On this page, you’ll find several books that will help in your research and investigation. I have tried only to include books that will lead you somewhere positively, towards acceptance, but there are a few books that I review here, and talk about, that are more balanced, or even negative. It took me three years to be certain who I was, and how that fit into my faith. It might take you a shorter time. I didn’t have some of these great resources.
Jesus, the Bible and Homosexuality, by Jack Rogers, comes with a study guide. It is by far the best text to look at as a church, or as an individual. Rogers, a straight Fuller University professor, examines the Biblical evidence, re-examines all those troubling verses, and also looks at how the Bible has been used before to justify wrong ideas, specifically slavery and subjugation of women. The book is an excellent text if you are looking both for readability and scholarly approach. It’s not too heady, nor is it dry, but will engage readers in the discussion.
What the Bible Really Says about Homosexuality, by Daniel Helminiak. This is a book mainly about the biblical evidence. It’s thin and short, and can be a great book to hand out to friends, but there are a few places where I don’t know that I follow Helminiak. I still like Rogers’ text better.

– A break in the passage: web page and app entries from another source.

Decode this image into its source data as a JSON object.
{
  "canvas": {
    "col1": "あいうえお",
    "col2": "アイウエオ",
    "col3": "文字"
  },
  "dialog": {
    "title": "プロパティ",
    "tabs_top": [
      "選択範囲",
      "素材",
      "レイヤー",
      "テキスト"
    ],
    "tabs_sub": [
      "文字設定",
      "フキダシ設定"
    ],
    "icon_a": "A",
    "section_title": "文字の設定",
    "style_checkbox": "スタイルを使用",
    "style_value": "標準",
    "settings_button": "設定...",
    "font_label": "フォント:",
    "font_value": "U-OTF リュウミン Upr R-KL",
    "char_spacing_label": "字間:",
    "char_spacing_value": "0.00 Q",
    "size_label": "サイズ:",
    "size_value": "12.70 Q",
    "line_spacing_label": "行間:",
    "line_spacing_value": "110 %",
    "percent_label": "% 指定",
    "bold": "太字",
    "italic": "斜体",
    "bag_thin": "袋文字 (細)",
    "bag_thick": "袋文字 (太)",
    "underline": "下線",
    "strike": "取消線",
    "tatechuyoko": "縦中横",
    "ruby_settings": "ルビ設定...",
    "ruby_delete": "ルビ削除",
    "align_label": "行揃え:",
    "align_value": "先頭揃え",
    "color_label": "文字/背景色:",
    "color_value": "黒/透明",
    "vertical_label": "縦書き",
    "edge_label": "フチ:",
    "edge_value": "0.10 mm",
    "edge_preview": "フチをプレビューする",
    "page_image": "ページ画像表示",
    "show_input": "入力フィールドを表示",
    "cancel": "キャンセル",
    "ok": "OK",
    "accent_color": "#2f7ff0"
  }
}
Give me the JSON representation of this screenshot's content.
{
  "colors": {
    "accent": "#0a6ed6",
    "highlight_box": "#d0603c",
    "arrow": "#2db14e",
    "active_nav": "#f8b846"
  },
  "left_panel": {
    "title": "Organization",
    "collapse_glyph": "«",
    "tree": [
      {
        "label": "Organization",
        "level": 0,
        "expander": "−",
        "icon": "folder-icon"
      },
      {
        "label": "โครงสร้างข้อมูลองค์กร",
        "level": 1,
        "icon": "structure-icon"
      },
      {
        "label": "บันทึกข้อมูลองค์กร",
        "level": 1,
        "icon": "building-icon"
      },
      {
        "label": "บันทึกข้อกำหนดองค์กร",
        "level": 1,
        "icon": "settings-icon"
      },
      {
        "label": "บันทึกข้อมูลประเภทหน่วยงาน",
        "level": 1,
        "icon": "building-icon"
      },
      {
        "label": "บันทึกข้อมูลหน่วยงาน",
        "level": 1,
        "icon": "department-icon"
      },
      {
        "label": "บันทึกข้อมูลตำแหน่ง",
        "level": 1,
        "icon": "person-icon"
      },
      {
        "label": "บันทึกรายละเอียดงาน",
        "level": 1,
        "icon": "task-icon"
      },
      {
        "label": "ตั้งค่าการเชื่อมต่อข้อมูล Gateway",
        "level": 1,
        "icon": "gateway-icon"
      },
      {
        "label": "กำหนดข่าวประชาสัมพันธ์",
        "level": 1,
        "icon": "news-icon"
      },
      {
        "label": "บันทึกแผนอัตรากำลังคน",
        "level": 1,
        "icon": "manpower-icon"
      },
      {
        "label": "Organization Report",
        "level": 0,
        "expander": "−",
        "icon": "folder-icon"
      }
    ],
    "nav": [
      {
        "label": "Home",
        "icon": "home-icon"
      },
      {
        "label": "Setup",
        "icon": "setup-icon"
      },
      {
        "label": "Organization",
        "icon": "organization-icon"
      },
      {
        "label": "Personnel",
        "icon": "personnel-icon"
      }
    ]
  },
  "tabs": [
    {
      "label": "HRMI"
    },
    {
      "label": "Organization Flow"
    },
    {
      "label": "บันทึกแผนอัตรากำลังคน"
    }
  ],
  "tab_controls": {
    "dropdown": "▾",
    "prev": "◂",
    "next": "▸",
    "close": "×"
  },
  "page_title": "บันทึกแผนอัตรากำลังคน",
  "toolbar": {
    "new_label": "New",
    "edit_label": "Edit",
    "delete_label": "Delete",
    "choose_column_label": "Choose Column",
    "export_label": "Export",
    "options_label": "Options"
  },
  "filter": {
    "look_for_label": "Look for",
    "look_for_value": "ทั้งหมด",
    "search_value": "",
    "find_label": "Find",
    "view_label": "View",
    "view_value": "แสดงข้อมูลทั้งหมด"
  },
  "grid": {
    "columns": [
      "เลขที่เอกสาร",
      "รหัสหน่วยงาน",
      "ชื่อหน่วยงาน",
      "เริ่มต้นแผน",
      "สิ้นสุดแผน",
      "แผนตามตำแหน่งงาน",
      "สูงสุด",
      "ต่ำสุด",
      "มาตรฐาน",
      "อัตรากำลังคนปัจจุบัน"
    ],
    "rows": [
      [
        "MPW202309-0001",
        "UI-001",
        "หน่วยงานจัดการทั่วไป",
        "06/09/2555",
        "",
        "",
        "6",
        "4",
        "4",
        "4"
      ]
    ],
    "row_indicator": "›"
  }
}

Over Coffee: A Conversation for Gay Partnership and Conservative Faith by D. a. Thompson is a book whose premise is two people–a concerned church member and a small town pastor–who have met over coffee. the book is only 98 pages long. The author wanted to talk about gays and conservative christianity–as he saw a lot of books which asked a reader to accept a liberal christianity viewpoint first, and very few that actually embraced a conservative viewpoint–and gays. I’ll admit, most of the books out there have a backdrop of liberal christianity–as if you have to say you’re okay with all sorts of theology first. This is a refreshing book.

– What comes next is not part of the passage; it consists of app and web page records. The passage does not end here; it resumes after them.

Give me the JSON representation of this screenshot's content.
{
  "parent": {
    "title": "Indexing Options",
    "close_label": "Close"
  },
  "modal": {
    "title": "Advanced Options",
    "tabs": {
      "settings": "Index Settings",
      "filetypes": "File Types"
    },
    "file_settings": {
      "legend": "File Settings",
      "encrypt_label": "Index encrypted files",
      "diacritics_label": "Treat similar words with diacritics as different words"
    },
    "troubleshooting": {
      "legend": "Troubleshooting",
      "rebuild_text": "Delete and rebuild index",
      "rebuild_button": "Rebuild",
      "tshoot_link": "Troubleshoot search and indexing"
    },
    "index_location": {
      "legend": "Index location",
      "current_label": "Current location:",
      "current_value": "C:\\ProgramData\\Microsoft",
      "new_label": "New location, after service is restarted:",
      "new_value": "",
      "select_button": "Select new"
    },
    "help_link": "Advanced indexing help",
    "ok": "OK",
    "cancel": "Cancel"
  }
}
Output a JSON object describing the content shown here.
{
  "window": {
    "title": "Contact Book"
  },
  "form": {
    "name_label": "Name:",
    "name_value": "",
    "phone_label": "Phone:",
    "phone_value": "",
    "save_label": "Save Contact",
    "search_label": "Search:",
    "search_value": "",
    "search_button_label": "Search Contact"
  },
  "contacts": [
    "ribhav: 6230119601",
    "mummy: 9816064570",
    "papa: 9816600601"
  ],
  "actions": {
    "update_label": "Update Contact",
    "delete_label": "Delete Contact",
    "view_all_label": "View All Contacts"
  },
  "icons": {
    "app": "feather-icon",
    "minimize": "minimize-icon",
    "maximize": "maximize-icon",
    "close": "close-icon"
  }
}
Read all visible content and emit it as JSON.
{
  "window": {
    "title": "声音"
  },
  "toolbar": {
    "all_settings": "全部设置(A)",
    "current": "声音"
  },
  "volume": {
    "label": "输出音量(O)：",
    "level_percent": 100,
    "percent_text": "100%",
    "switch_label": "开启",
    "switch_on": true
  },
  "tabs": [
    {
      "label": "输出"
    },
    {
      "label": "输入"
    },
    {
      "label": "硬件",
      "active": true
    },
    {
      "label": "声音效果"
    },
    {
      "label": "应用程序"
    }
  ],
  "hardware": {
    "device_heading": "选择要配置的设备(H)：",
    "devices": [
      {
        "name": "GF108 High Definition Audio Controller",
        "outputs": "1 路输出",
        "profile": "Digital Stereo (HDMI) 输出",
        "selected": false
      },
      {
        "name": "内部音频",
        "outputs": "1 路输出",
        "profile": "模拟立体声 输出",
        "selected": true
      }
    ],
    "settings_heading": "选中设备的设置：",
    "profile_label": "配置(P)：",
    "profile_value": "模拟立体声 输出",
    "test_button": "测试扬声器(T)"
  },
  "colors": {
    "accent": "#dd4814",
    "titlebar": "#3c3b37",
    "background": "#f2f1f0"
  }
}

Bulletproof Faith by Candace Chellew-Hodge. This book is essential for anyone gay or lesbian who still wants to live in a world of Christians that just don’t understand. She helped me be able to not fall for the arguments, not be hurt by the arguments, and not engage them.
Coming Out: an act of love, by Rob Eichberg is a book a friend gave me to look at. Not only is it a good resource for why and how to come out, but it is a great resource for you if you are straight person and you have someone coming out to you. It goes back and forth between these two perspectives. Awesome book.
The People’s History of Christianity by Diana Butler Bass. Don’t be surprised that this is here; though it’s not a gay text. It is a text that talks about the history of christianity from the point of view of the people, and how it was always a religion of hope and inclusion. It’s a fascinating book and reopened my eyes to a religion that had gotten such an historically bad rap. I have always loved Christianity, but always felt I had to defend its history. Bass does that so much better than I could.
Other books to come.